Supreme Court Justice Ruth Bader Ginsburg said in prepared remarks on Friday that the Supreme Court had several decision announcements coming soon on some high profile public cases.
She gave her statement at the Second Circuit Judicial Conference, where she mentioned several popular cases that have been argued this term, including the hotly contested 2020 census case.
The census case and the controversy surrounding it involves the Trump administration’s attempt to add a question on the upcoming 2020 census form which will require every American household to identify the citizens and non-citizens among them. The administration believes it is a valid question that will help provide better data to enforce the 1965 Voting Rights Act.
But not everyone feels that way. In January, a Manhattan federal judge actually ruled that officials could NOT add the question to the survey.

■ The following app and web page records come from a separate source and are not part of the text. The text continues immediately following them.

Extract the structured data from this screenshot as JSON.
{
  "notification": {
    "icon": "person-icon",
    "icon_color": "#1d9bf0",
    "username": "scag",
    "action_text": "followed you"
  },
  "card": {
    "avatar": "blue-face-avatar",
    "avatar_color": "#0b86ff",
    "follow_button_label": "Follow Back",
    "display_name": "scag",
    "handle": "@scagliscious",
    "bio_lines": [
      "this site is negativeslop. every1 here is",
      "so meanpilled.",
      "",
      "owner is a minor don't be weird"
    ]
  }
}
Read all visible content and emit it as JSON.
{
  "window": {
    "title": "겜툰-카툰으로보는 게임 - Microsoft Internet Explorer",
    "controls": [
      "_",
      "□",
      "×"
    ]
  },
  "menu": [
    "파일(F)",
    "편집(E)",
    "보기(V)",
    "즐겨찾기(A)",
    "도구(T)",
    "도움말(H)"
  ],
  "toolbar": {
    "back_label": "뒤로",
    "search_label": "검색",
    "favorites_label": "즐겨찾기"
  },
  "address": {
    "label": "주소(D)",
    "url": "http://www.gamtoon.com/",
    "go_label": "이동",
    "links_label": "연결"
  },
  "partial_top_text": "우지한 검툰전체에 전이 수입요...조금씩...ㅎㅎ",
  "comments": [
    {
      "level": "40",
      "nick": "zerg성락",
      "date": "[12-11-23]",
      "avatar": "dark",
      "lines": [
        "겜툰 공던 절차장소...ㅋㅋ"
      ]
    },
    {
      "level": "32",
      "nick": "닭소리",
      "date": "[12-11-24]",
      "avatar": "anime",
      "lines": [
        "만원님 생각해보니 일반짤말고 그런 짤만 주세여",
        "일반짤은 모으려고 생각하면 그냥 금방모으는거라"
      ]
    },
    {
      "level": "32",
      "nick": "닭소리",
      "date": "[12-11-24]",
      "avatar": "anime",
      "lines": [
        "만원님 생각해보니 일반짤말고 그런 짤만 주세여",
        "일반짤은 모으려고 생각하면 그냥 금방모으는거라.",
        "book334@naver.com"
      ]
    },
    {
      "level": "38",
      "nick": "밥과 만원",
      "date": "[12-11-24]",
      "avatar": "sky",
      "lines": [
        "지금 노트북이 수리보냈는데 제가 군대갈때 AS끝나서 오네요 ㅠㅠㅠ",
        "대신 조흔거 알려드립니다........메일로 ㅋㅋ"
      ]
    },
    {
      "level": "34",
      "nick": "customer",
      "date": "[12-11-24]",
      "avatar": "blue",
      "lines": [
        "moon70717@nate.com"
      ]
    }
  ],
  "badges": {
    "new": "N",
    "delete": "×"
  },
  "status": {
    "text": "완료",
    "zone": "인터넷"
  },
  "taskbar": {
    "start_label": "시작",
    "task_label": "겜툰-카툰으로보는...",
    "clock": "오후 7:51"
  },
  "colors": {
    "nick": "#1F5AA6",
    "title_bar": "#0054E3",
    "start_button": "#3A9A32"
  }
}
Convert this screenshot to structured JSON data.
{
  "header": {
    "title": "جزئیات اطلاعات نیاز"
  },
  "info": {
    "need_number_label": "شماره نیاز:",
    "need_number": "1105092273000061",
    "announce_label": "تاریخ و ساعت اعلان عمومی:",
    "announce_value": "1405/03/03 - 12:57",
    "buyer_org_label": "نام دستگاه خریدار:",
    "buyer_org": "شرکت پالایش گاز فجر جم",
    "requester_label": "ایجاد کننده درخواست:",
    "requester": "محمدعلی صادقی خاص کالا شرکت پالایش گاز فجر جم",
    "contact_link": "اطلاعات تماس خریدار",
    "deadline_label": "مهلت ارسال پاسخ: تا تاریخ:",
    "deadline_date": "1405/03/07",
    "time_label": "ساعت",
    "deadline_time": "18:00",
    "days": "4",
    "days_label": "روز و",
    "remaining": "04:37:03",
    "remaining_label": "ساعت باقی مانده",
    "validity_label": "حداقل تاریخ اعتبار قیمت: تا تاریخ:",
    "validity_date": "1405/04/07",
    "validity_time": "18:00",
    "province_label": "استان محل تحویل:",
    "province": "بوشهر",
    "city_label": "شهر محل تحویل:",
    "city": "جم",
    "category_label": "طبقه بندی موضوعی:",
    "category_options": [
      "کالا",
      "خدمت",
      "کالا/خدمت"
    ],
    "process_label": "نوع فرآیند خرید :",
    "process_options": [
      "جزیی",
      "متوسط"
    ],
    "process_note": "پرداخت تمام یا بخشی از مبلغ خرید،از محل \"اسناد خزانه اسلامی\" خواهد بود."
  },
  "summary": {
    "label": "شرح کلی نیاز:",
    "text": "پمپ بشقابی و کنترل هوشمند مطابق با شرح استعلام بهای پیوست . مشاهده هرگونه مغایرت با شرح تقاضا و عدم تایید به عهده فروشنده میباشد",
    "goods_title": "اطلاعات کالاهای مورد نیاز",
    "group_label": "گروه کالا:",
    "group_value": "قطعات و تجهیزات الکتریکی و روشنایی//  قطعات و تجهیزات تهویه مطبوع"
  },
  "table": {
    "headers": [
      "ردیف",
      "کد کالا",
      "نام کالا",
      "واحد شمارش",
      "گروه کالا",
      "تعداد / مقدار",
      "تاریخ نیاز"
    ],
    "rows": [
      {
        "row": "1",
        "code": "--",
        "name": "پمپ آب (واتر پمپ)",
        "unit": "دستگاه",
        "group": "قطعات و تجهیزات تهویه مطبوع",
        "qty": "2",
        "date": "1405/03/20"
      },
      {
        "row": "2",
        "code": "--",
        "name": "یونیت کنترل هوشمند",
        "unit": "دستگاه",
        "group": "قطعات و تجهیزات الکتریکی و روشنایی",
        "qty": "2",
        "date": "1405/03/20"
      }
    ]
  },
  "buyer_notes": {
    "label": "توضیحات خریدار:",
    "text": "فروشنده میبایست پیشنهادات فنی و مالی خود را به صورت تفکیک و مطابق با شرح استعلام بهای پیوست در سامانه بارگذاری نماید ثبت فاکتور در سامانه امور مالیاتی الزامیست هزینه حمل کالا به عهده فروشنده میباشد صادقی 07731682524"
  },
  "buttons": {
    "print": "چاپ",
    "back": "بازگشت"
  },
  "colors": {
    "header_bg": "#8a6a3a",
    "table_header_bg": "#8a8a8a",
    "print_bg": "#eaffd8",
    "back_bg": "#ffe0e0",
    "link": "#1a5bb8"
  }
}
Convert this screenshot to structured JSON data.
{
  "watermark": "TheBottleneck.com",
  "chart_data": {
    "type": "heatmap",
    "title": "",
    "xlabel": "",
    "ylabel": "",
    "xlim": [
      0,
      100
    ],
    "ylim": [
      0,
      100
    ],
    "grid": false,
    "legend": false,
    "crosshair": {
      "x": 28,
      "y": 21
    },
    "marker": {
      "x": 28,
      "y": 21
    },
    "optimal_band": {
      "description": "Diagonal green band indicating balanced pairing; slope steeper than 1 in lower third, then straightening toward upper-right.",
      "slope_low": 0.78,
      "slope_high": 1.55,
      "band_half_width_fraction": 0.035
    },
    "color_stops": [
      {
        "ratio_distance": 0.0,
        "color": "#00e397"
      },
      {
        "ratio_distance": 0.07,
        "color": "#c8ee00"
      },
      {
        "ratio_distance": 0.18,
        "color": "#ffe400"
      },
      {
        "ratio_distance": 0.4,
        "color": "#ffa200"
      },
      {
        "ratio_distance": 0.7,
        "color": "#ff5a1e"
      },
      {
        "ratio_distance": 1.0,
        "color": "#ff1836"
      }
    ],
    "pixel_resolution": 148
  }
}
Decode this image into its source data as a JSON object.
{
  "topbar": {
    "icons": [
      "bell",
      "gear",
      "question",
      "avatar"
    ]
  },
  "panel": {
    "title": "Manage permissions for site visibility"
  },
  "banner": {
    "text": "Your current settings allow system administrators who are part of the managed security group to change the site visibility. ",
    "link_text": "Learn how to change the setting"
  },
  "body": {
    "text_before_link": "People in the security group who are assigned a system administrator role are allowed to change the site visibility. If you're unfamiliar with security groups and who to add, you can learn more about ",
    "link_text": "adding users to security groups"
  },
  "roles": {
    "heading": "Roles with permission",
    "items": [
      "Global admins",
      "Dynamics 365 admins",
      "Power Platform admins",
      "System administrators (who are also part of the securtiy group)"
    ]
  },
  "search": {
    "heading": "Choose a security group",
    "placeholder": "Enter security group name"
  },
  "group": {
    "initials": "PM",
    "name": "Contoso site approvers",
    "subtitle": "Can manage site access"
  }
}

The judge ruled that it violated the Administrative Procedure Act and opponents to the citizenship question – the American Civil Liberties Union and Common Cause – firmly believe that it would show discrimination against Latino households.
Initially, the high court split their ruling on this case, as expected, with more conservative justices seeing the merit of a citizenship question on the census while liberal justices taking the opposite side.
On Friday, Ginsburg referenced a previous decision in the 2018 Trump v. Hawaii case where the Supreme Court ruled 5-4 along ideological lines and upheld the Trump administration’s “travel ban.”
Justice Ginsburg said that it granted “great deference to the Executive.” She went on to say, “Respondents in the census case have argued that a ruling in Secretary Ross’s favor would stretch deference beyond the breaking point.”
Among some of the most anticipated case ruling coming out will be the court’s ruling on the constitutionality of partisan gerrymandering, and the final decision in Flowers v. Mississippi, where the justices will have to rule on whether Mississippi’s high court properly followed a Supreme Court precedent in deciding if people were unconstitutionally kept from serving on a jury because of their race.
Ginsburg said there are 27 cases that have not had rulings announced and that she expects all of them to be coming out this month.